(6fu) Accelerating the Speed and Scale of Metabolic Engineering in Challenging Biological Contexts
AIChE Annual Meeting
Sunday, November 8, 2015 - 2:00pm to 4:00pm
Biological systems are fantastic platforms for solving myriad societal problems, as they contain a diverse set of highly specific catalysts, operate at mild reaction conditions, self-replicate, and can undergo evolution to improve function. In order to harness the full potential of living systems, metabolic engineers require detailed models of biological processes to enable rational design as well as high-throughput approaches for generating improved systems where uncertainties remain. In this poster, I will describe my efforts to fill these critical gaps between metabolic engineering practice and desired biological function in difficult-to-engineer systems.
My graduate research focused on expediting the development cycle of engineered yeast, which is a workhorse organism for the production of diverse chemicals, yet was slow and time-consuming to engineer. In particular, tuning the rate of biocatalyst synthesis, biocatalyst properties, and the genetic background of the yeast host are each critical to optimizing a bioprocess, yet yeast engineers have been traditionally faced with a choice between working with a handful of suboptimal genetic parts and a time-consuming, iterative process for improving them. To expedite the optimization of parts related to biocatalyst synthesis, I identified phenomena limiting biocatalyst production and in response developed computational techniques which enable metabolic engineers to quickly refactor these genetic parts and generate novel ones tailored toward their desired application, thus improving biocatalyst production in a single design cycle. Because the design rules governing biocatalyst properties and host performance remain undiscovered, I further developed experimental techniques for high-throughput optimization of these qualities in yeast. In each case, my innovative approaches expedited the design cycle by several orders of magnitude over the current state-of-the-art and opened exciting vistas in strain development and biological discovery.

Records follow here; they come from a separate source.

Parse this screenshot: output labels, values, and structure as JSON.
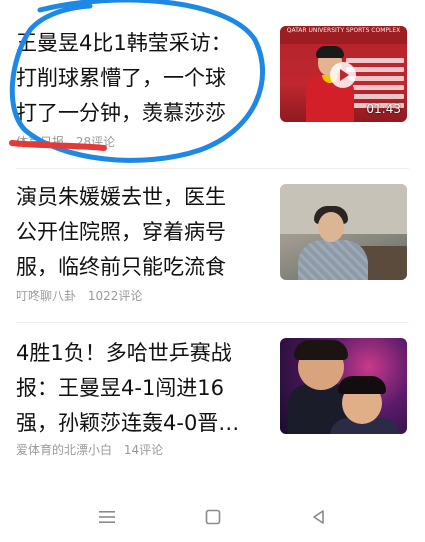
{
  "feed": {
    "items": [
      {
        "title": "王曼昱4比1韩莹采访：\n打削球累懵了，一个球\n打了一分钟，羡慕莎莎",
        "source": "体育日报",
        "comments": "28评论",
        "thumb_duration": "01:43",
        "thumb_banner": "QATAR UNIVERSITY SPORTS COMPLEX"
      },
      {
        "title": "演员朱媛媛去世，医生\n公开住院照，穿着病号\n服，临终前只能吃流食",
        "source": "叮咚聊八卦",
        "comments": "1022评论"
      },
      {
        "title": "4胜1负！多哈世乒赛战\n报：王曼昱4-1闯进16\n强，孙颖莎连轰4-0晋…",
        "source": "爱体育的北漂小白",
        "comments": "14评论"
      }
    ]
  },
  "colors": {
    "annotation_circle": "#1e88e5",
    "annotation_underline": "#e53935",
    "meta_text": "#9a9a9a"
  },
  "navbar": {
    "menu_icon": "menu-icon",
    "home_icon": "home-square-icon",
    "back_icon": "back-triangle-icon"
  }
}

As an independent researcher, I aim to broaden the scope of metabolic engineering to include the microbial communities that live in the human gut, as this complex ecosystem plays critical roles in the extraction of nutrients, production of vitamins, and the progression of disease, yet whose engineering is currently regarded as a “grand challenge” in human health. As this organ is, in its simplest sense, a packed bed reactor, chemical engineers are ideally poised to make significant contributions in this area. In my postdoctoral work, I am currently laying the foundation for engineering this system through the determination of design rules which collectively ensure the stability, robust performance, and safety of engineered probiotics (i.e. the catalysts) in this complex environment. Looking ahead, these design principles will enable my future lab to engineer “smart” probiotics which monitor the gut environment for signatures of disease and subsequently synthesize and deliver therapeutics in close proximity to affected areas. Additionally, integration with approaches developed during my graduate work will enable the construction of highly robust therapeutic strains which adjust their genetic content for improved gut function in response to changing environmental conditions. Third, these engineered strains will enable the elucidation and control of the three-dimensional structure of gut microbiota, enabling further insight into gut disease progression through modeling the currently unknown spatial reaction networks in this environment. More broadly, the paradigms my lab develops for engineering of the gut community will be applied to other microbial ecosystems in order to address continuing challenges in health, energy, and the environment.